▶ What you have to do: Each entry is to be restated word for word, with nothing omitted.

═════ Given data ═════

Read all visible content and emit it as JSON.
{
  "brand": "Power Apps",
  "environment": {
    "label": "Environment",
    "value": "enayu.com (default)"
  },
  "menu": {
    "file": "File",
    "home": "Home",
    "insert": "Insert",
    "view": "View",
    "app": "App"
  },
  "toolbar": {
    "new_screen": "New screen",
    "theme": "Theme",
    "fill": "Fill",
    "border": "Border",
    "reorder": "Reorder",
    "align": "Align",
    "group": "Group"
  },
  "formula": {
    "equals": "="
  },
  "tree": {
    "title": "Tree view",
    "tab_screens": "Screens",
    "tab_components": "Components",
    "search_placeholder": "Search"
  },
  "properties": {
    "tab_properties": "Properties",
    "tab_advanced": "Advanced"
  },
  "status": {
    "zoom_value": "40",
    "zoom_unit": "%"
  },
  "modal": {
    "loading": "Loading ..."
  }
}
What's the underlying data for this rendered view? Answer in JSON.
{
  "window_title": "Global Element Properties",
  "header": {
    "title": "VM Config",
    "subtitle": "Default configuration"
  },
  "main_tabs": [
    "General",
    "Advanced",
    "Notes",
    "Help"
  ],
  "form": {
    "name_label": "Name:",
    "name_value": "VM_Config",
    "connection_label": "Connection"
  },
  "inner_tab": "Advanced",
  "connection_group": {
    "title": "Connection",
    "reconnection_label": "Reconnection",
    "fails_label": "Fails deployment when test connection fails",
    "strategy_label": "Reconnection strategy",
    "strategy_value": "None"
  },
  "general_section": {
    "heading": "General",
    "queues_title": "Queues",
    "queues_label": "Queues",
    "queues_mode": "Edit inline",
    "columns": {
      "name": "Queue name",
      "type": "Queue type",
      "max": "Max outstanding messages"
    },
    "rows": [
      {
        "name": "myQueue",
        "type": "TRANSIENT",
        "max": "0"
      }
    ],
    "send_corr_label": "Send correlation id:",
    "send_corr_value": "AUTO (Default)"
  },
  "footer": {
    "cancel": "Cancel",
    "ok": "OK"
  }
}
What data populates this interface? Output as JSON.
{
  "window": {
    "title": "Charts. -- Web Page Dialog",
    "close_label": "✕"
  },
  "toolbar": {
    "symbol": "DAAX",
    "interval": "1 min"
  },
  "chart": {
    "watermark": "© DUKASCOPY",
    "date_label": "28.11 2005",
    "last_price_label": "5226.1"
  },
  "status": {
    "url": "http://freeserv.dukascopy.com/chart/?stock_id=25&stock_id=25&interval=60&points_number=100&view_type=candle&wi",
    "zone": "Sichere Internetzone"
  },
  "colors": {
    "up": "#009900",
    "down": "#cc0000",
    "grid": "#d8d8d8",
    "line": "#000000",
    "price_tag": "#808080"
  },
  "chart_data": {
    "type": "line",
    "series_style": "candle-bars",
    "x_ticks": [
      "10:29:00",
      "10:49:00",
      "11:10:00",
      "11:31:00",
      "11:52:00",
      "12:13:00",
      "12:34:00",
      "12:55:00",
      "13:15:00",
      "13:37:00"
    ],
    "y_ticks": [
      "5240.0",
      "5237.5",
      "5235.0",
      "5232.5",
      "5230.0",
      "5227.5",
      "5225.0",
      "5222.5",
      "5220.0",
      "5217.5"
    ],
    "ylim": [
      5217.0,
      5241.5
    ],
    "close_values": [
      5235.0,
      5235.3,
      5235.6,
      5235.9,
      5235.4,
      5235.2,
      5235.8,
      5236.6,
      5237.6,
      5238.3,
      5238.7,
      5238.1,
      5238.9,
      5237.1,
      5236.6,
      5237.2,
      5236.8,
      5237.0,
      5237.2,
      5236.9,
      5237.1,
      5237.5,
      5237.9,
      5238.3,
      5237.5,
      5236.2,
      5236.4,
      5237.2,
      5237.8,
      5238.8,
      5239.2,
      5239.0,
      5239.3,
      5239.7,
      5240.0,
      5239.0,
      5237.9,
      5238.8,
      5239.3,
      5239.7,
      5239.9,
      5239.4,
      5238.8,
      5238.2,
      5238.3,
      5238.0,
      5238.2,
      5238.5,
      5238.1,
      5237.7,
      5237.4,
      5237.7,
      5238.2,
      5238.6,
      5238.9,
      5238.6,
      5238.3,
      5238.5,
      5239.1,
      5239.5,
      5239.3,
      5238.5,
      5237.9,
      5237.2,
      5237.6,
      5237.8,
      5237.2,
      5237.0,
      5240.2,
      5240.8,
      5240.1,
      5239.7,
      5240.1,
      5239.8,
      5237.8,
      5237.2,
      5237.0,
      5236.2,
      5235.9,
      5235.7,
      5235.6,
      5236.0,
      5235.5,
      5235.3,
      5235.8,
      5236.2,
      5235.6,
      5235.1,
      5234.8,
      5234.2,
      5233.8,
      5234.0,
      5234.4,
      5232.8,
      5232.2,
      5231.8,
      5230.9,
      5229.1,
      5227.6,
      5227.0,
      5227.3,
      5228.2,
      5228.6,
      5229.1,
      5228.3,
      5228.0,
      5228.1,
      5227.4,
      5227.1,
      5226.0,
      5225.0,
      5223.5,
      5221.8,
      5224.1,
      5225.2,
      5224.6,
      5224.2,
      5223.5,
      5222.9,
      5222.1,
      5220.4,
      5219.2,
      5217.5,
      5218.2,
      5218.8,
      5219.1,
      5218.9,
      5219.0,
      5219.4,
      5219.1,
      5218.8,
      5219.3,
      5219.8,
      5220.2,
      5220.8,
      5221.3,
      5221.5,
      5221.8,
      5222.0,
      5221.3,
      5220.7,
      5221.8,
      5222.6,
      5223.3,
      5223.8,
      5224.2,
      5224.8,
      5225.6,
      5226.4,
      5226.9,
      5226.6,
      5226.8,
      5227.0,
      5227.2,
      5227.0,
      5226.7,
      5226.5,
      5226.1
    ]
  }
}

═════

▶ Answer section:
Read all visible content and emit it as JSON.
{
  "brand": "Power Apps",
  "environment": {
    "label": "Environment",
    "value": "enayu.com (default)"
  },
  "menu": {
    "file": "File",
    "home": "Home",
    "insert": "Insert",
    "view": "View",
    "app": "App"
  },
  "toolbar": {
    "new_screen": "New screen",
    "theme": "Theme",
    "fill": "Fill",
    "border": "Border",
    "reorder": "Reorder",
    "align": "Align",
    "group": "Group"
  },
  "formula": {
    "equals": "="
  },
  "tree": {
    "title": "Tree view",
    "tab_screens": "Screens",
    "tab_components": "Components",
    "search_placeholder": "Search"
  },
  "properties": {
    "tab_properties": "Properties",
    "tab_advanced": "Advanced"
  },
  "status": {
    "zoom_value": "40",
    "zoom_unit": "%"
  },
  "modal": {
    "loading": "Loading ..."
  }
}
What's the underlying data for this rendered view? Answer in JSON.
{
  "window_title": "Global Element Properties",
  "header": {
    "title": "VM Config",
    "subtitle": "Default configuration"
  },
  "main_tabs": [
    "General",
    "Advanced",
    "Notes",
    "Help"
  ],
  "form": {
    "name_label": "Name:",
    "name_value": "VM_Config",
    "connection_label": "Connection"
  },
  "inner_tab": "Advanced",
  "connection_group": {
    "title": "Connection",
    "reconnection_label": "Reconnection",
    "fails_label": "Fails deployment when test connection fails",
    "strategy_label": "Reconnection strategy",
    "strategy_value": "None"
  },
  "general_section": {
    "heading": "General",
    "queues_title": "Queues",
    "queues_label": "Queues",
    "queues_mode": "Edit inline",
    "columns": {
      "name": "Queue name",
      "type": "Queue type",
      "max": "Max outstanding messages"
    },
    "rows": [
      {
        "name": "myQueue",
        "type": "TRANSIENT",
        "max": "0"
      }
    ],
    "send_corr_label": "Send correlation id:",
    "send_corr_value": "AUTO (Default)"
  },
  "footer": {
    "cancel": "Cancel",
    "ok": "OK"
  }
}
What data populates this interface? Output as JSON.
{
  "window": {
    "title": "Charts. -- Web Page Dialog",
    "close_label": "✕"
  },
  "toolbar": {
    "symbol": "DAAX",
    "interval": "1 min"
  },
  "chart": {
    "watermark": "© DUKASCOPY",
    "date_label": "28.11 2005",
    "last_price_label": "5226.1"
  },
  "status": {
    "url": "http://freeserv.dukascopy.com/chart/?stock_id=25&stock_id=25&interval=60&points_number=100&view_type=candle&wi",
    "zone": "Sichere Internetzone"
  },
  "colors": {
    "up": "#009900",
    "down": "#cc0000",
    "grid": "#d8d8d8",
    "line": "#000000",
    "price_tag": "#808080"
  },
  "chart_data": {
    "type": "line",
    "series_style": "candle-bars",
    "x_ticks": [
      "10:29:00",
      "10:49:00",
      "11:10:00",
      "11:31:00",
      "11:52:00",
      "12:13:00",
      "12:34:00",
      "12:55:00",
      "13:15:00",
      "13:37:00"
    ],
    "y_ticks": [
      "5240.0",
      "5237.5",
      "5235.0",
      "5232.5",
      "5230.0",
      "5227.5",
      "5225.0",
      "5222.5",
      "5220.0",
      "5217.5"
    ],
    "ylim": [
      5217.0,
      5241.5
    ],
    "close_values": [
      5235.0,
      5235.3,
      5235.6,
      5235.9,
      5235.4,
      5235.2,
      5235.8,
      5236.6,
      5237.6,
      5238.3,
      5238.7,
      5238.1,
      5238.9,
      5237.1,
      5236.6,
      5237.2,
      5236.8,
      5237.0,
      5237.2,
      5236.9,
      5237.1,
      5237.5,
      5237.9,
      5238.3,
      5237.5,
      5236.2,
      5236.4,
      5237.2,
      5237.8,
      5238.8,
      5239.2,
      5239.0,
      5239.3,
      5239.7,
      5240.0,
      5239.0,
      5237.9,
      5238.8,
      5239.3,
      5239.7,
      5239.9,
      5239.4,
      5238.8,
      5238.2,
      5238.3,
      5238.0,
      5238.2,
      5238.5,
      5238.1,
      5237.7,
      5237.4,
      5237.7,
      5238.2,
      5238.6,
      5238.9,
      5238.6,
      5238.3,
      5238.5,
      5239.1,
      5239.5,
      5239.3,
      5238.5,
      5237.9,
      5237.2,
      5237.6,
      5237.8,
      5237.2,
      5237.0,
      5240.2,
      5240.8,
      5240.1,
      5239.7,
      5240.1,
      5239.8,
      5237.8,
      5237.2,
      5237.0,
      5236.2,
      5235.9,
      5235.7,
      5235.6,
      5236.0,
      5235.5,
      5235.3,
      5235.8,
      5236.2,
      5235.6,
      5235.1,
      5234.8,
      5234.2,
      5233.8,
      5234.0,
      5234.4,
      5232.8,
      5232.2,
      5231.8,
      5230.9,
      5229.1,
      5227.6,
      5227.0,
      5227.3,
      5228.2,
      5228.6,
      5229.1,
      5228.3,
      5228.0,
      5228.1,
      5227.4,
      5227.1,
      5226.0,
      5225.0,
      5223.5,
      5221.8,
      5224.1,
      5225.2,
      5224.6,
      5224.2,
      5223.5,
      5222.9,
      5222.1,
      5220.4,
      5219.2,
      5217.5,
      5218.2,
      5218.8,
      5219.1,
      5218.9,
      5219.0,
      5219.4,
      5219.1,
      5218.8,
      5219.3,
      5219.8,
      5220.2,
      5220.8,
      5221.3,
      5221.5,
      5221.8,
      5222.0,
      5221.3,
      5220.7,
      5221.8,
      5222.6,
      5223.3,
      5223.8,
      5224.2,
      5224.8,
      5225.6,
      5226.4,
      5226.9,
      5226.6,
      5226.8,
      5227.0,
      5227.2,
      5227.0,
      5226.7,
      5226.5,
      5226.1
    ]
  }
}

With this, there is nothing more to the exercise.